Over the last 20 years or so we’ve been realizing that even bacteria don’t always live alone. Instead, individual cells often stick to each other to make a biofilm, secreting a substance colloquially known as slime (also known to biologists as extracellular matrix). Slime sounds wet, or sticky; but new work from Joanna Aizenberg’s lab (Epstein et al. 2011 Bacterial biofilm shows persistent resistance to liquid wetting and gas penetration. PNAS doi: 10.1073/pnas.1011033108) now shows that biofilms have the least wettable surfaces known on earth: they’re considerably more resistant to wetting than Teflon.
How do you quantitate wettability? Wettability is a function both of the liquid and of the surface. What you do is take a drop of the liquid, put it on the surface, and measure the angle of contact between the drop and the surface. If the surface is highly wettable by that liquid, the drop spreads and the angle is low — less than 90°. If not, i.e. if it’s energetically unfavorable for that particular liquid to spread on that particular surface, the drop stays round and the angle is large. The theoretical limit of non-wettability is a contact angle of 180°.

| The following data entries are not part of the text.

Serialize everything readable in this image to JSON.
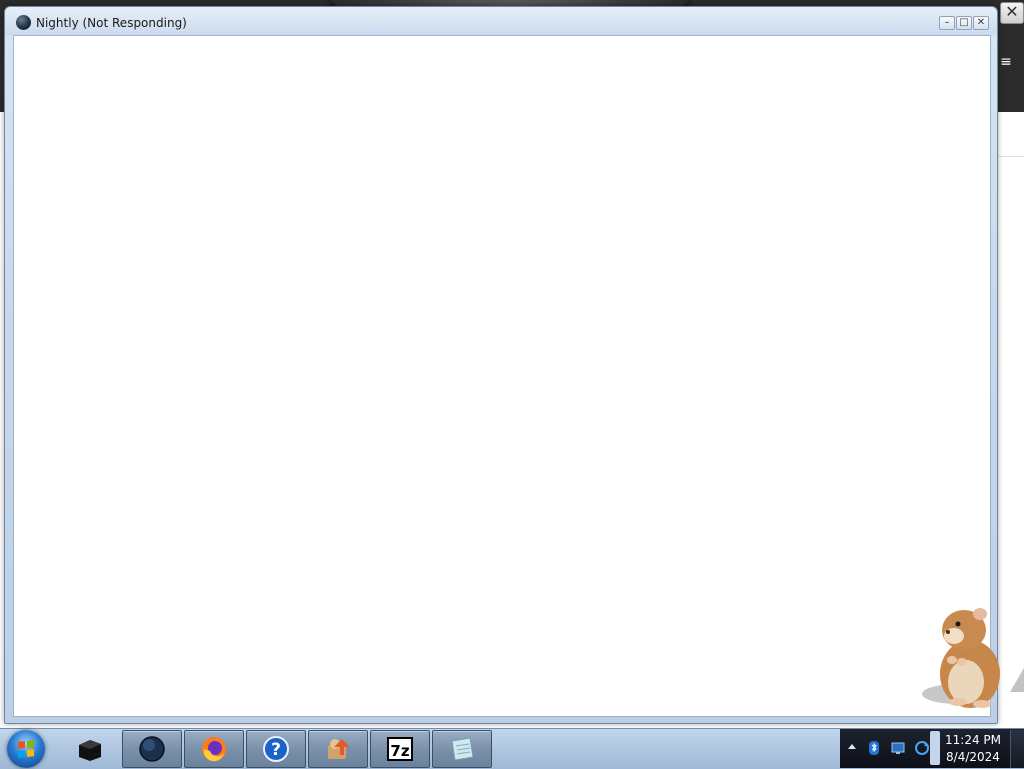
{
  "window": {
    "title": "Nightly (Not Responding)",
    "controls": {
      "minimize_glyph": "–",
      "maximize_glyph": "□",
      "close_glyph": "✕"
    }
  },
  "background_window": {
    "close_glyph": "✕",
    "menu_glyph": "≡"
  },
  "taskbar": {
    "start_button": "windows-start-orb",
    "pinned_items": [
      {
        "icon": "black-box-icon",
        "active": false
      },
      {
        "icon": "nightly-globe-icon",
        "active": true
      },
      {
        "icon": "firefox-icon",
        "active": true
      },
      {
        "icon": "help-icon",
        "active": true
      },
      {
        "icon": "installer-puzzle-icon",
        "active": true
      },
      {
        "icon": "7zip-icon",
        "active": true
      },
      {
        "icon": "notepad-icon",
        "active": true
      }
    ],
    "help_glyph": "?",
    "sevenzip_glyph": "7z"
  },
  "tray": {
    "icons": [
      "bluetooth-icon",
      "network-icon",
      "update-icon"
    ],
    "time": "11:24 PM",
    "date": "8/4/2024"
  },
  "colors": {
    "taskbar": "#aec6e0",
    "tray": "#12161f",
    "window_frame": "#c9d9ec",
    "client_bg": "#ffffff",
    "background_app": "#2b2b2b"
  }
}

October 1, 2010 § Leave a comment
This just in from Oscillator:
There was some big news yesterday in transgenic silk from Notre Dame and the University of Wyoming, where scientists have genetically engineered silkworms to produce silk that is a mixture of spider silk and the regular silkworm stuff.
Now read on…
see also yesterday’s post for a recently discovered extra-extra-strong spider silk.
September 30, 2010 § Leave a comment
A recent article in PLoS One (Agnarsson et al. 2010. Bioprospecting finds the toughest biological material: extraordinary silk from a giant riverine orb spider. PLoS One 5 e11234 doi:10.1371/journal.pone.0011234) claims to have discovered the toughest known biomaterial: silk from “Darwin’s bark spider”, Caerostris darwini. The reason they looked at the properties of silk from this particular spider was the extraordinary size and shape of the webs it builds. C. darwini likes to build its webs across streams, rivers and even small lakes, and this means that the lines supporting the webs have to be long enough to bridge from one bank to another. The authors measured bridgelines 10-14 meters long, and webs of 2.8 m(2). [How the spider gets across the river in the first place is an area of active investigation.]